Published: 5 July 2013

Abstract

Background

An integral component of cancer biology is the understanding of molecular properties uniquely distinguishing one cancer type from another. One class of such properties is histone post-translational modifications (PTMs). Many histone PTMs are linked to the same diverse nuclear functions implicated in cancer development, including transcriptional activation and epigenetic regulation, which are often indirectly assayed with standard genomic technologies. Thus, there is a need for a comprehensive and quantitative profiling of cancer lines focused on their chromatin modification states.

Results

To complement genomic expression profiles of cancer lines, we report the proteomic classification of 24 different lines, the majority of which are cancer cells, by quantifying the abundances of a large panel of single and combinatorial histone H3 and H4 PTMs, and histone variants. Concurrent to the proteomic analysis, we performed transcriptomic analysis on histone modifying enzyme abundances as a proxy for quantifying their activity levels. While the transcriptomic and proteomic results were generally consistent in terms of predicting histone PTM abundance from enzyme abundances, several PTMs were regulated independently of the modifying enzyme expression. In addition, combinatorial PTMs containing H3K27 methylation were especially enriched in breast cell lines. Knockdown of the predominant H3K27 methyltransferase, enhancer of zeste 2 (EZH2), in a mouse mammary xenograft model significantly reduced tumor burden in these animals and demonstrated the predictive utility of proteomic techniques.
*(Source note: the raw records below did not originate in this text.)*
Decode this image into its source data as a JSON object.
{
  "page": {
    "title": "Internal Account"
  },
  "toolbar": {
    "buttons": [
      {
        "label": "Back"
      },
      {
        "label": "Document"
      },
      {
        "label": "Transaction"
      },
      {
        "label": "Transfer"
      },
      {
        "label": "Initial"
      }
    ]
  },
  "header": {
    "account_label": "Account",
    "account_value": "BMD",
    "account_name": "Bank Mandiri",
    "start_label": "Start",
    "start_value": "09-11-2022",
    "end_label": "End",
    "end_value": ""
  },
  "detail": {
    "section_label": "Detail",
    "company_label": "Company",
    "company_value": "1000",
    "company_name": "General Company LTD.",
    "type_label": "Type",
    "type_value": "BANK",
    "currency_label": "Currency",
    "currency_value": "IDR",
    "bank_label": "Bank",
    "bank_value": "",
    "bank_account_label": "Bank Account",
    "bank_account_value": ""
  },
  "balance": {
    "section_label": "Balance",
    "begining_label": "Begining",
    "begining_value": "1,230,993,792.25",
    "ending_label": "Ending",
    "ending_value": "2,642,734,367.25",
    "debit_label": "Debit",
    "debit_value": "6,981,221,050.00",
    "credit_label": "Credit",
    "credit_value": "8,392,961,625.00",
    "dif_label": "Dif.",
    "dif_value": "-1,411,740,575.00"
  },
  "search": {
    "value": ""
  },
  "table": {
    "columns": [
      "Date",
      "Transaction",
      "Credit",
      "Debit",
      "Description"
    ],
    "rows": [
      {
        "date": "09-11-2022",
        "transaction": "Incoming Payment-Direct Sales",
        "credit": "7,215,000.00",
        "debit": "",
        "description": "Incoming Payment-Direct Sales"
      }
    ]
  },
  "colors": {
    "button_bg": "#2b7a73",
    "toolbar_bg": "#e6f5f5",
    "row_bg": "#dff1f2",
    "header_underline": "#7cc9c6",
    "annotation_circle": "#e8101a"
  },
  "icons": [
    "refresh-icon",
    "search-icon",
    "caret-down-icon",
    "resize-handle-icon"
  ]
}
Conclusions

Our proteomic and genomic characterizations of the histone modification states provide a resource for future investigations of the epigenetic and non-epigenetic determinants for classifying and analyzing cancer cells.